Dansi music flourished through the 1960s, 1970s and 1980s, with bands such as Orchestra Safari Sound, Orchestra Maquis Original, International Orchestra Safari Sound and DDC Mlimani Park Orchestra battling to get the audience's favours. Competition was in fact a relevant concept in the development of dansi. Music festivals were usually in the form of contests, and each band typically had its own fan base, much in the venue of sporting teams. Also, a band often had its "nemesis", i.e., their foremost competitor; for example, the dansi scene in the 1970s was characterized by the rivalry between Orchestra Maquis Original and Orchestra Safari Sound, which was later replaced by that between International Orchestra Safari Sound and Mlimani Park.

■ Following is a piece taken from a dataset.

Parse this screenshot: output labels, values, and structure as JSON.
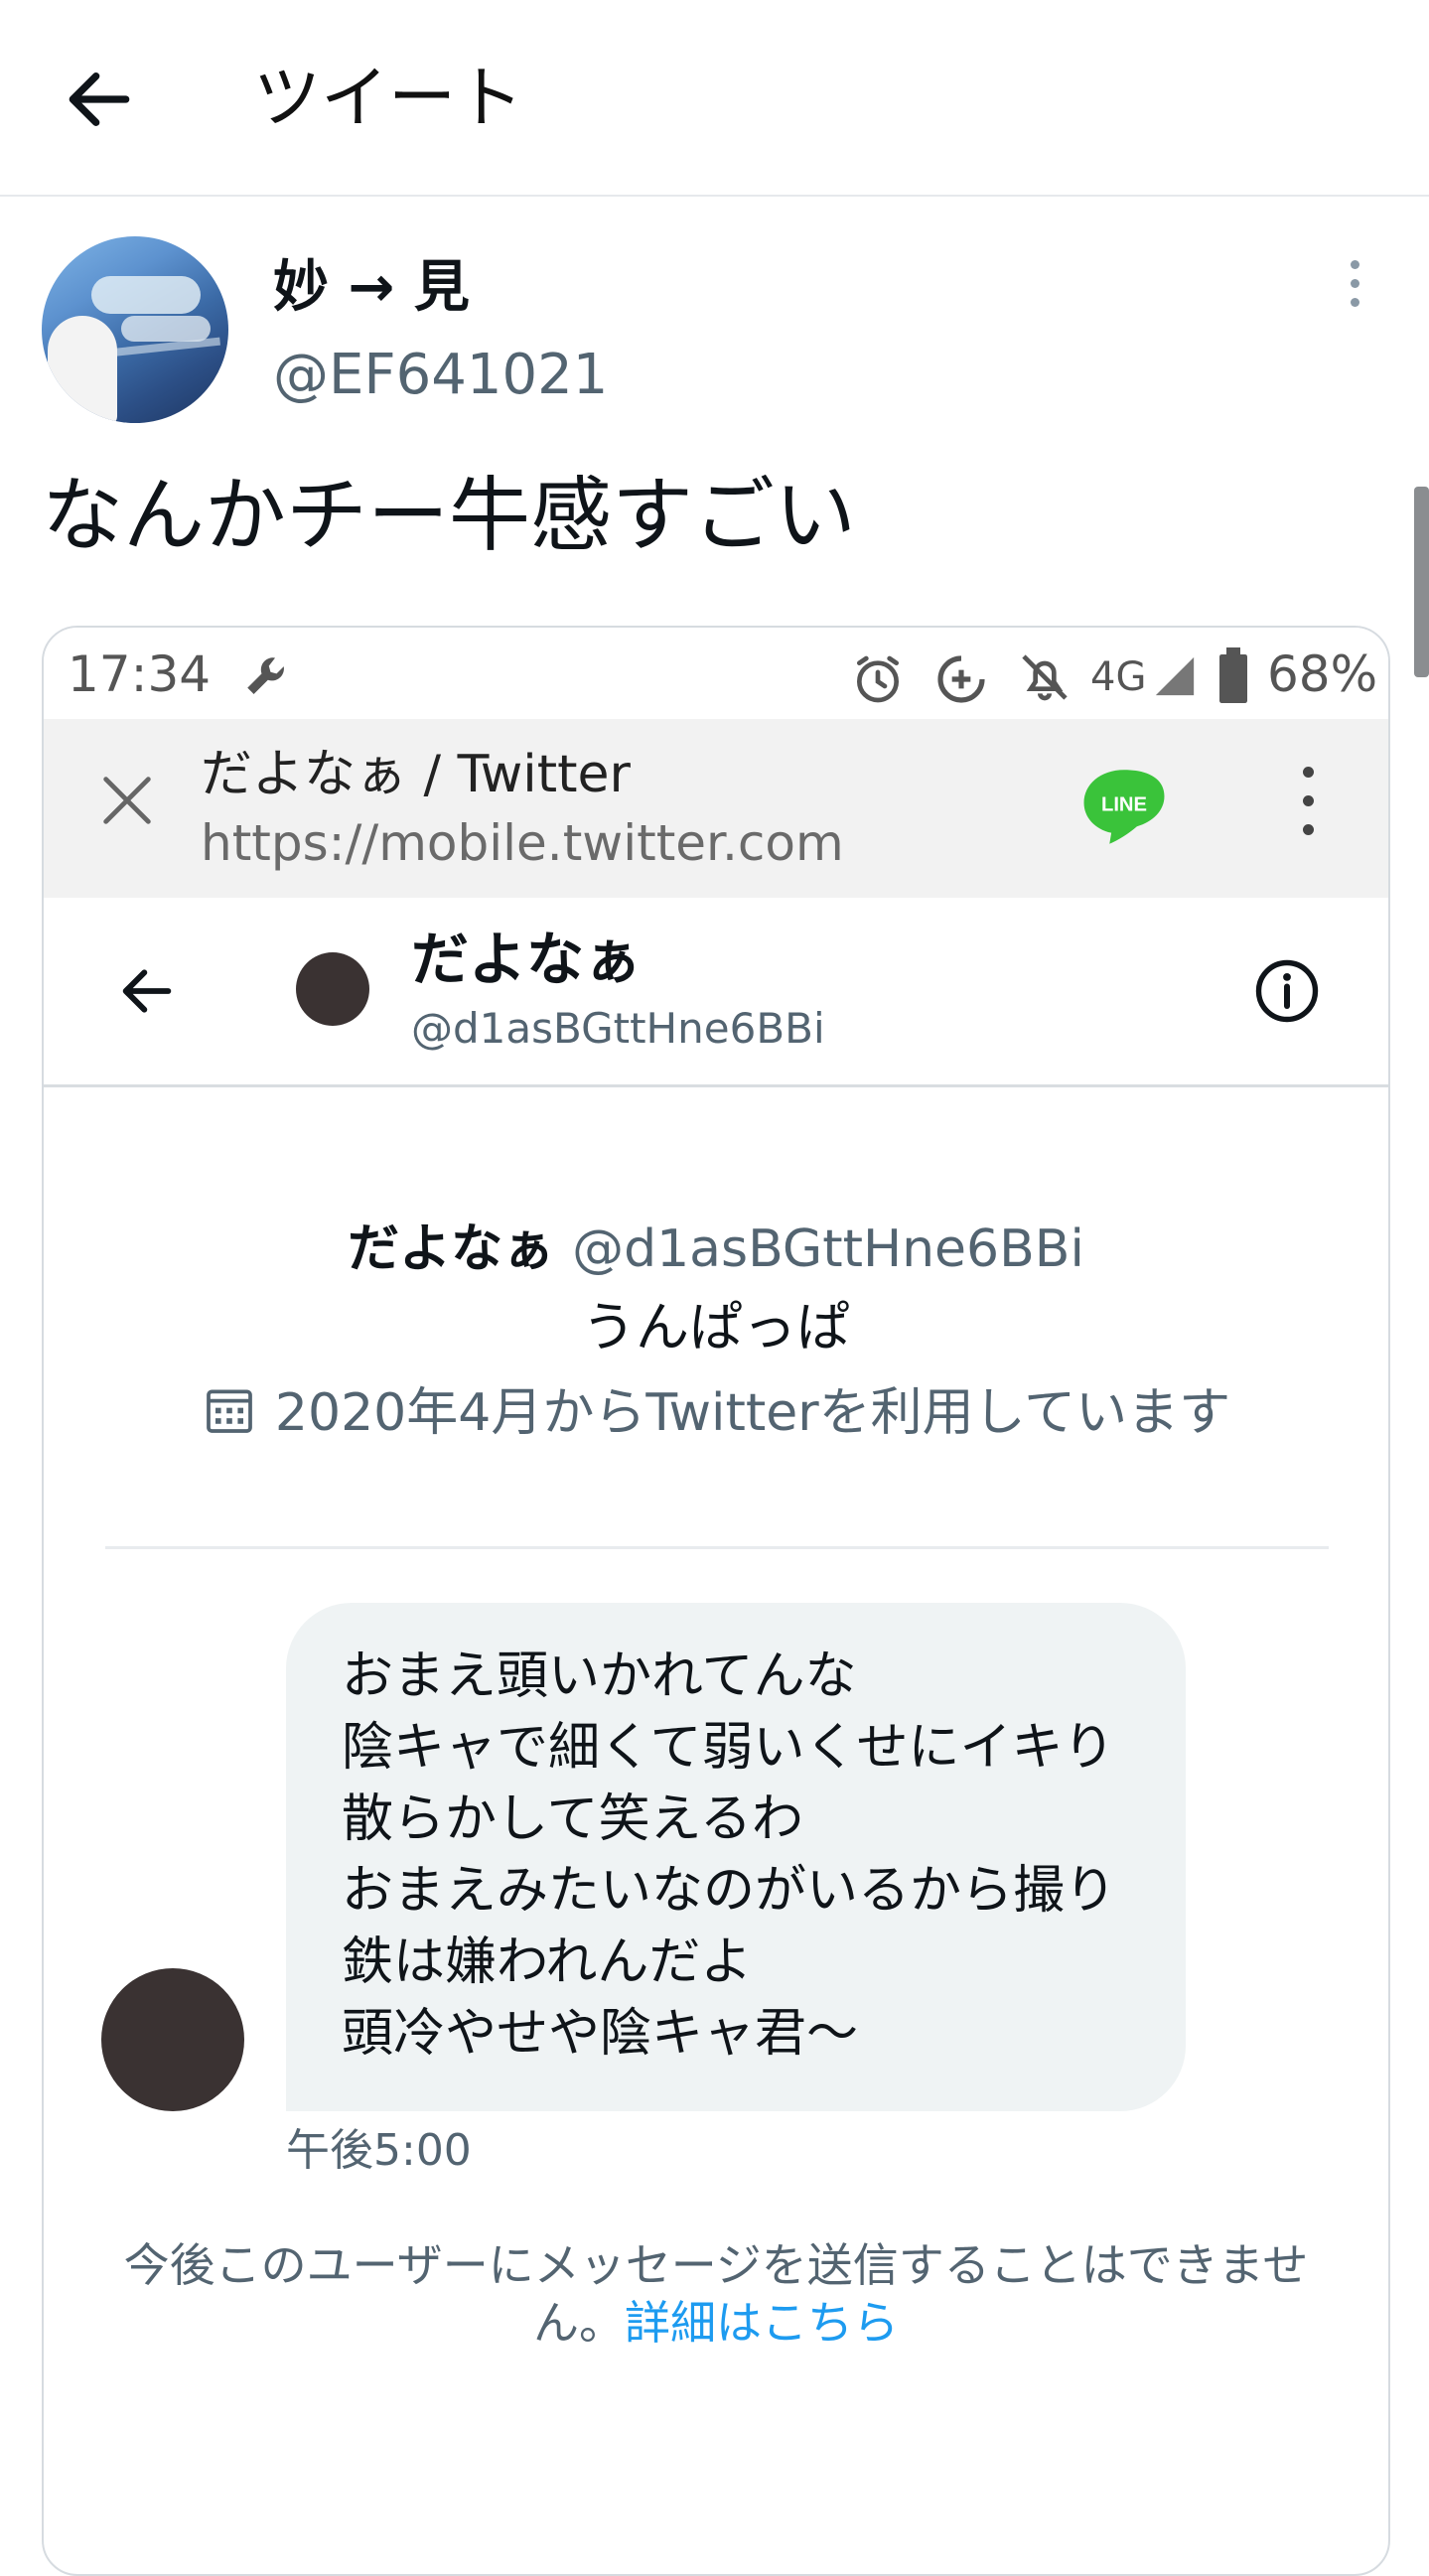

Mitindo (in Swahili, "styles") were a key element in the rivalry between dansi bands. Each band would typically create its own style (mtindo), which was designed to be catchy for the audience and be clearly distinctive of the band. Mitindo were usually associated with, and often named after, some specific dancing style; for example, the name of Orchestra Maquis' mtindo ogelea piga mbizi means "dive and swim", as dancers were supposed to move their arms like they were diving. Bands often changed their mtindo when it began to go out of style. Some musicians and composers were specifically renowned as "mtindo makers".
Mitindo were also important to identify a band irrespective of who was actually playing in that band. When a musician switched from one band to another, he would change his style to reflect the new band's mtindo. Again, the most appreciated dansi musicians could easily change their style as needed.
Over time, dansi music changed, partly influenced by the evolution of European and American music. Bands in the 1960s and 1970s typically had electric guitars and electric bass guitars; in the 1980s keyboards became commonplace, and later bands even used synthesizers and drum machines (as was the case with Vijana Jazz). The sound of most recent dansi bands like Gari Kubwa, Tokyo Ngma and Atomic Advantage is actually keyboard-based.
|Name||Also known as||Timeline||Location||Mitindo||Notable musicians|
|Dar es Salaam Jazz Band||Dar Jazz||1930s-1970s||Dar es Salaam||Michael Enoch|
|Morogoro Jazz Band||Morogoro||Mbaraka Mwinshehe, Salim Adballah|
|NUTA Jazz Band||Juwata Jazz Band, OTTU Jazz Band||1960s-present||Joseph Lusungu, Mnenge Ramadhani, Muhiddin Maalim, Hassani Bitchuka, Saidi Mabera, Abel Balthazar|
|Orchestra Maquis Original||1970s-present||Dar es Salaam||kamanyola, zembwela||Chinyama Chianza, Nguza Mbangu, Dekula Kahanga, Kasaloo Kyanga, Kyanga Songa|
|Orchestra Safari Sound||1970s-1985||Ndala Kasheba|
|Mlimani Park Orchestra||1978-?||sikinde||Muhiddin Maalim, Hassani Bitchuka, Abel Balthazar, Michael Enoch, Cosmas Chidumule, Shaaban Dede|
|International Orchestra Safari Sound||IOSS||1985-?||ndekule||Muhiddin Maalim, Hassani Bitchuka, Abel Balthazar, Nguza Mbangu|
- Simon Broughton. World Music: The Rough Guide. Rough Guides 1999, pp. 682–685.